* Exercise description *
Scan the listing and copy each line where the word "JSON" is present.
════════════════
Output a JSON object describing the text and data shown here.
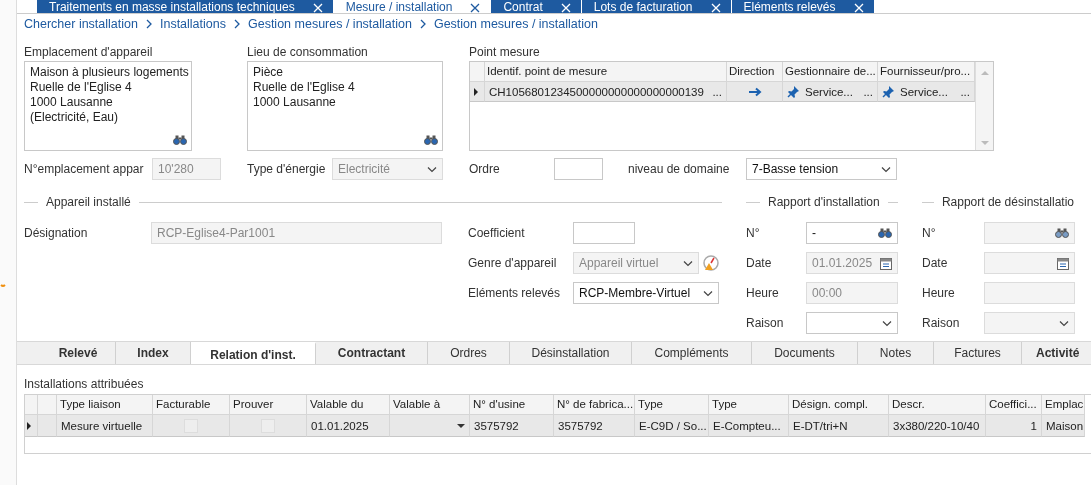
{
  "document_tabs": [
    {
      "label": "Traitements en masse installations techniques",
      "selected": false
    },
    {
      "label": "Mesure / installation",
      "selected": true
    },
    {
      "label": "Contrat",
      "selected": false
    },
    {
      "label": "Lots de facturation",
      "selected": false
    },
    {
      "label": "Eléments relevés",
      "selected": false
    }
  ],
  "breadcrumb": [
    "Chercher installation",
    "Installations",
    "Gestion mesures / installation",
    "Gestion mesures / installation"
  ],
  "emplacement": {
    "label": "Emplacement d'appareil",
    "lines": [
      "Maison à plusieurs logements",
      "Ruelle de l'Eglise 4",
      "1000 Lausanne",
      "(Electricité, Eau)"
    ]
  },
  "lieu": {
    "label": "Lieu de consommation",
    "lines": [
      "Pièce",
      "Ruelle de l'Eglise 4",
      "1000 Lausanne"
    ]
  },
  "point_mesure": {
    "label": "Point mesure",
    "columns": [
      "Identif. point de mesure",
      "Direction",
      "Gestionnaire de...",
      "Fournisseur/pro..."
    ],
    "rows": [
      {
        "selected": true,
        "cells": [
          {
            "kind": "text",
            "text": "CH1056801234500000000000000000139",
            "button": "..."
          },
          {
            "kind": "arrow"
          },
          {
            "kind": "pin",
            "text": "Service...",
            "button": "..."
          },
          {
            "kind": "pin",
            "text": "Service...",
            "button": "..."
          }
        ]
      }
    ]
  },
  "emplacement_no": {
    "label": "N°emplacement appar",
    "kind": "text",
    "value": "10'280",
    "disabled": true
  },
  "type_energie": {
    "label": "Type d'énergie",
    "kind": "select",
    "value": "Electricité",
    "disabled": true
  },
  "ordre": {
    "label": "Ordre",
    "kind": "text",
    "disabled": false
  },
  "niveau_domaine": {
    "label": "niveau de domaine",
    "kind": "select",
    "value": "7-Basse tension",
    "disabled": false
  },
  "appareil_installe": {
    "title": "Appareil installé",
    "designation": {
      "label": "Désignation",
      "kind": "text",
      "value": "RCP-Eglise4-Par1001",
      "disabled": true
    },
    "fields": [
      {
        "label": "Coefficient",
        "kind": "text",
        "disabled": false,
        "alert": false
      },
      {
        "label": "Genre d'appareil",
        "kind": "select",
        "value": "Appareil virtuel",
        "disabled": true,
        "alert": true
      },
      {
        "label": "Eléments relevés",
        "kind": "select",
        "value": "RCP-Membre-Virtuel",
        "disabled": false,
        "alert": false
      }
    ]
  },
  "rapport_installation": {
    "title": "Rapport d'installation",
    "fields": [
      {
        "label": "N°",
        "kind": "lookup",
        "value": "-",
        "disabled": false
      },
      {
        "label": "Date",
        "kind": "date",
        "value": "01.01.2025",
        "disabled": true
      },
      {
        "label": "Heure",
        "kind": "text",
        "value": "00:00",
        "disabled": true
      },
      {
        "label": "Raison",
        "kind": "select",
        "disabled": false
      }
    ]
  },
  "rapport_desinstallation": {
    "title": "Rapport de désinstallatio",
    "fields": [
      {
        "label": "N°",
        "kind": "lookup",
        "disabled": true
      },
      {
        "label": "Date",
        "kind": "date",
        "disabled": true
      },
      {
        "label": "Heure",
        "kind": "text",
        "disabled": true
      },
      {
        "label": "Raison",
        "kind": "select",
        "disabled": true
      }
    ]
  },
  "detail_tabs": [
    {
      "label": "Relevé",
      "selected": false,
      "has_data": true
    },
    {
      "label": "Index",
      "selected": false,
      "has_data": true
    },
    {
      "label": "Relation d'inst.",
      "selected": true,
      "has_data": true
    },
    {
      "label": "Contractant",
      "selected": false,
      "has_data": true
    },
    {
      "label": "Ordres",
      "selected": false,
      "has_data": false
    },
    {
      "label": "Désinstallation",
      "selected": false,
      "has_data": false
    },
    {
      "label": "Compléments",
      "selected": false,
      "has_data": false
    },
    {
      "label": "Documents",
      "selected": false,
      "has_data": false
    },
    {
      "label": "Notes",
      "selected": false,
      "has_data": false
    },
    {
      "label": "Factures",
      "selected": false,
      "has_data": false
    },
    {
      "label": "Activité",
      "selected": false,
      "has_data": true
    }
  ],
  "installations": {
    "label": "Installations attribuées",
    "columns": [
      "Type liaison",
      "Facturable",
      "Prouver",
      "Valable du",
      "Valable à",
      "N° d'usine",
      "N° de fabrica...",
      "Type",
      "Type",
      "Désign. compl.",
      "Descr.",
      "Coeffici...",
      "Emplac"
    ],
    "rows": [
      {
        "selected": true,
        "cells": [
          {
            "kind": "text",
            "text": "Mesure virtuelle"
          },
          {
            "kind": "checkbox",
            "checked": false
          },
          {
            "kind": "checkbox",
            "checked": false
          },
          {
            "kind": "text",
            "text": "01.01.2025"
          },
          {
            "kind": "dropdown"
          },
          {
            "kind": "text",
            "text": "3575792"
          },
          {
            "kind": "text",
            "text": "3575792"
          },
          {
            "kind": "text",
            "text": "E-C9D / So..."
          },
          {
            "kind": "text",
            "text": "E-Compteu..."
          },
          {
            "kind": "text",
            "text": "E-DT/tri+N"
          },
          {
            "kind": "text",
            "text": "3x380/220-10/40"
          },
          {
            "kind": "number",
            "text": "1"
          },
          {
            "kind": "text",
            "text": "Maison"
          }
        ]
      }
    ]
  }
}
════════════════
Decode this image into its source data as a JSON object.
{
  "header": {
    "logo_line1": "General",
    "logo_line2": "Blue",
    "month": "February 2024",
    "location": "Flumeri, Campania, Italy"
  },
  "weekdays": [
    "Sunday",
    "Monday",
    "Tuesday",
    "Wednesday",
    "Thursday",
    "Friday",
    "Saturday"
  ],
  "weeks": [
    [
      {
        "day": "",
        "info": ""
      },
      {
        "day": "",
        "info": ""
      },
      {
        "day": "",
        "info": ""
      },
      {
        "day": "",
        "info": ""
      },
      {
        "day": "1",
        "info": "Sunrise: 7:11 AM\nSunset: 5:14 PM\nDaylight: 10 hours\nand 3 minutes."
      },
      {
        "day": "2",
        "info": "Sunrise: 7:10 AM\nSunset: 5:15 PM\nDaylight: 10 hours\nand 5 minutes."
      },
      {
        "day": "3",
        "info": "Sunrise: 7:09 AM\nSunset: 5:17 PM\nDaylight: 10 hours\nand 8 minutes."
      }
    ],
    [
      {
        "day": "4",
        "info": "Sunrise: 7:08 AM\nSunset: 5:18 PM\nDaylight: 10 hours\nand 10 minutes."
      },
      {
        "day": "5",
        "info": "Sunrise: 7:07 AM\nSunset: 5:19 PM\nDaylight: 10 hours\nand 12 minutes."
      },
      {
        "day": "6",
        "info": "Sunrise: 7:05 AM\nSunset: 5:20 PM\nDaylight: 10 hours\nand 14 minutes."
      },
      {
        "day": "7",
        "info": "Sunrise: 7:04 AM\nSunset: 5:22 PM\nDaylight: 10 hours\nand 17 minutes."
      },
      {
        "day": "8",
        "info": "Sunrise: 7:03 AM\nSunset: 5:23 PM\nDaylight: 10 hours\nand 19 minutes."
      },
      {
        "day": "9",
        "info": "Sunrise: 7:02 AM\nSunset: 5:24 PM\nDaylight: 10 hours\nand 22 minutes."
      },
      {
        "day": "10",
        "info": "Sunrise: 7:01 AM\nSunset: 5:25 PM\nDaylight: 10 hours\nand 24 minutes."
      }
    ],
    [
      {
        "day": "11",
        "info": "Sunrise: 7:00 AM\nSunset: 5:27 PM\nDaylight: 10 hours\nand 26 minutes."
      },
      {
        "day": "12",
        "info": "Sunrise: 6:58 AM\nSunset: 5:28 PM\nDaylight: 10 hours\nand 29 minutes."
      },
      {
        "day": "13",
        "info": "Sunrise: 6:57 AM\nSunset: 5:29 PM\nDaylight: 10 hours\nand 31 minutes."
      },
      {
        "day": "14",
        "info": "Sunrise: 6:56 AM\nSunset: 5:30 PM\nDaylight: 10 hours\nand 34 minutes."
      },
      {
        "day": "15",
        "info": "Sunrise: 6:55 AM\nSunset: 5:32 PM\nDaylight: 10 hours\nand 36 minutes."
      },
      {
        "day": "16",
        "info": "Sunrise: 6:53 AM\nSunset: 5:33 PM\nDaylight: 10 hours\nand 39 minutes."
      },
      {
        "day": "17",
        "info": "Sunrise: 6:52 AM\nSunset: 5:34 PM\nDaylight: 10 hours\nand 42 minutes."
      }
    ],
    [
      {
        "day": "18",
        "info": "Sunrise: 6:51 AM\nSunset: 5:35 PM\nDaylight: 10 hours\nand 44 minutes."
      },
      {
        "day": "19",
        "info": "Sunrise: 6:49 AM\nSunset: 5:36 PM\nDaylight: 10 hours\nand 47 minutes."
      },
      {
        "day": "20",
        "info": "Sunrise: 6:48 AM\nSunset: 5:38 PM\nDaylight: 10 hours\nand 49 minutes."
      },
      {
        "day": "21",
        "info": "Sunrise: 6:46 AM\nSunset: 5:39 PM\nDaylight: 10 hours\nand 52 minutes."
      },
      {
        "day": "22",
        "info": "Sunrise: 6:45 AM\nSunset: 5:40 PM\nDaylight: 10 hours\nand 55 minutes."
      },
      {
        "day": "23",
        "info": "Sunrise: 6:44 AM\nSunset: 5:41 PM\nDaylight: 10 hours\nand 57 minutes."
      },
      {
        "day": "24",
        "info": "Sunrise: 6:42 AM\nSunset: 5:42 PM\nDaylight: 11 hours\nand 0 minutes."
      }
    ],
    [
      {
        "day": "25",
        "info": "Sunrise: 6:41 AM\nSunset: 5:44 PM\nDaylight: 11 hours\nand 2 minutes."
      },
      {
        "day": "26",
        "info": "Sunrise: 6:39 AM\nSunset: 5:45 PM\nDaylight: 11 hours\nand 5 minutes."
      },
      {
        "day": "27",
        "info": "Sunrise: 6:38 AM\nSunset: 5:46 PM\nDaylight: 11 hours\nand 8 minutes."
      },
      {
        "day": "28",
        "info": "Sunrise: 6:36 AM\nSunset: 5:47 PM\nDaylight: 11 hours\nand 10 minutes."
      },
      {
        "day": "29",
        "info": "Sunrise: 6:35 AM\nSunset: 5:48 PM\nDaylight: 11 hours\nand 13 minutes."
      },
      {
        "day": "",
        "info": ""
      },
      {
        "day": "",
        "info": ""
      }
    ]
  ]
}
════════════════
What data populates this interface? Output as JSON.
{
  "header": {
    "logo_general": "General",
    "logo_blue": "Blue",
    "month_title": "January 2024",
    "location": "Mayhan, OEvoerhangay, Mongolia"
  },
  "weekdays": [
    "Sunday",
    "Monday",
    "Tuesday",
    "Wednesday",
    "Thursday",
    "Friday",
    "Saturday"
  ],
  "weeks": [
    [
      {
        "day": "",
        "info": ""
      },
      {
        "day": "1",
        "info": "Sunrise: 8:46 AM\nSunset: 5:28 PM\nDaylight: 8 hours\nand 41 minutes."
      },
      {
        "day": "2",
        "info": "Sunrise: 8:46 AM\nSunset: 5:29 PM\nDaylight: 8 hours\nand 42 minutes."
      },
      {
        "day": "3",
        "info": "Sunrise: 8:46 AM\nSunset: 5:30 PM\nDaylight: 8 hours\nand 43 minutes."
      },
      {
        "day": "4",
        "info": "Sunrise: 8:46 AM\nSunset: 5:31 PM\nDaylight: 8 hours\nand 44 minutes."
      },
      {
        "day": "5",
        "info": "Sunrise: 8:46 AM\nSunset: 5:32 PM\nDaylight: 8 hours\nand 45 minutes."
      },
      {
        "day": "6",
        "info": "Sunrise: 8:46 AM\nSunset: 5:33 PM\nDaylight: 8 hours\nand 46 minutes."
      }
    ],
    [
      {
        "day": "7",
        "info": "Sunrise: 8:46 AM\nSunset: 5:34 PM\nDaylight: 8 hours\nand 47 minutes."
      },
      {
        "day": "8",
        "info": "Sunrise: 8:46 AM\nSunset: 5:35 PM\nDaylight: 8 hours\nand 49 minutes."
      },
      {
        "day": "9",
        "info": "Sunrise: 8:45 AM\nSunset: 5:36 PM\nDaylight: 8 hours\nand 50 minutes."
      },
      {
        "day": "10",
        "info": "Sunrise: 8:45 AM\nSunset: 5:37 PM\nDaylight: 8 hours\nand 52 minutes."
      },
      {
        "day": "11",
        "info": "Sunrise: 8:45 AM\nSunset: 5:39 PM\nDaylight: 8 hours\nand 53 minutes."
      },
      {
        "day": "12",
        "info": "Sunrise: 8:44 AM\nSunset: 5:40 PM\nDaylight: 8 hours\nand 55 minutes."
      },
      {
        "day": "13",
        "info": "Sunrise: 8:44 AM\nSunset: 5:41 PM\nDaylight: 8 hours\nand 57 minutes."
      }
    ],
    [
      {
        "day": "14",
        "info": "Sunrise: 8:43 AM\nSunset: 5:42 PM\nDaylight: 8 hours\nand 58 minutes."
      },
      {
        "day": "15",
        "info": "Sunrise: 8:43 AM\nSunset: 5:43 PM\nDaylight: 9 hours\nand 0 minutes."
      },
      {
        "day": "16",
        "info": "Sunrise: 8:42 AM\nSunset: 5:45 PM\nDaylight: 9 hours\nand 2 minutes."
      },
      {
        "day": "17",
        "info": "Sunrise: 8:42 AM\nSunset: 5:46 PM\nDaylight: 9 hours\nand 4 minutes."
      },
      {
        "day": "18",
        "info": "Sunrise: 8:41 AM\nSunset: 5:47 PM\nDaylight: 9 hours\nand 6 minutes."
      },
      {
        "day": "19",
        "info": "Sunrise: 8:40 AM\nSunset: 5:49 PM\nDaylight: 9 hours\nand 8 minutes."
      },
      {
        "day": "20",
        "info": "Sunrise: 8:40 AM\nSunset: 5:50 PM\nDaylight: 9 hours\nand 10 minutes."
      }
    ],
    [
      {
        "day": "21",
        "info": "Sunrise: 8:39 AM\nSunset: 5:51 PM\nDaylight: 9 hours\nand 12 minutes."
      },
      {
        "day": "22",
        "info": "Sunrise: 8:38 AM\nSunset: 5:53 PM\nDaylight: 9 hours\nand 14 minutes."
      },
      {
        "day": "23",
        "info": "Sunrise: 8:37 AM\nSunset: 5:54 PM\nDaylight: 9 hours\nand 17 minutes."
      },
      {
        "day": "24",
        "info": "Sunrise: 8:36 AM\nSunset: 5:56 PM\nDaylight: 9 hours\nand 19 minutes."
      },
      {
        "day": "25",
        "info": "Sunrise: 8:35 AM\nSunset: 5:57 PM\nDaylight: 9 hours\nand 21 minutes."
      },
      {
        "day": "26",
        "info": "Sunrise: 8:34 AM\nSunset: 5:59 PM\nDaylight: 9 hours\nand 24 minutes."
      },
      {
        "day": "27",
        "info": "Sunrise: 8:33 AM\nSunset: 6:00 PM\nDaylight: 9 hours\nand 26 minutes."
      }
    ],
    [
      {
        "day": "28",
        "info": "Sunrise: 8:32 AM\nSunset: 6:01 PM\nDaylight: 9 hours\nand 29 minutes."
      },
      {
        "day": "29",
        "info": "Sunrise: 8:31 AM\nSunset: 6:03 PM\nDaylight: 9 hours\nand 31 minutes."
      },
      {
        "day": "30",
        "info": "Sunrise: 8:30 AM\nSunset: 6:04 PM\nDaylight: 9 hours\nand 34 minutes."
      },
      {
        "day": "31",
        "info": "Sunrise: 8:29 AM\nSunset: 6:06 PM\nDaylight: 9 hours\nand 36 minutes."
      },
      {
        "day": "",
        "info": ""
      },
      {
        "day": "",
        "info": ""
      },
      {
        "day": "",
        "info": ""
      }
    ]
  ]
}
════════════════
* Problem solution *
Output a JSON object describing the text and data shown here.
Decode this image into its source data as a JSON object.
What data populates this interface? Output as JSON.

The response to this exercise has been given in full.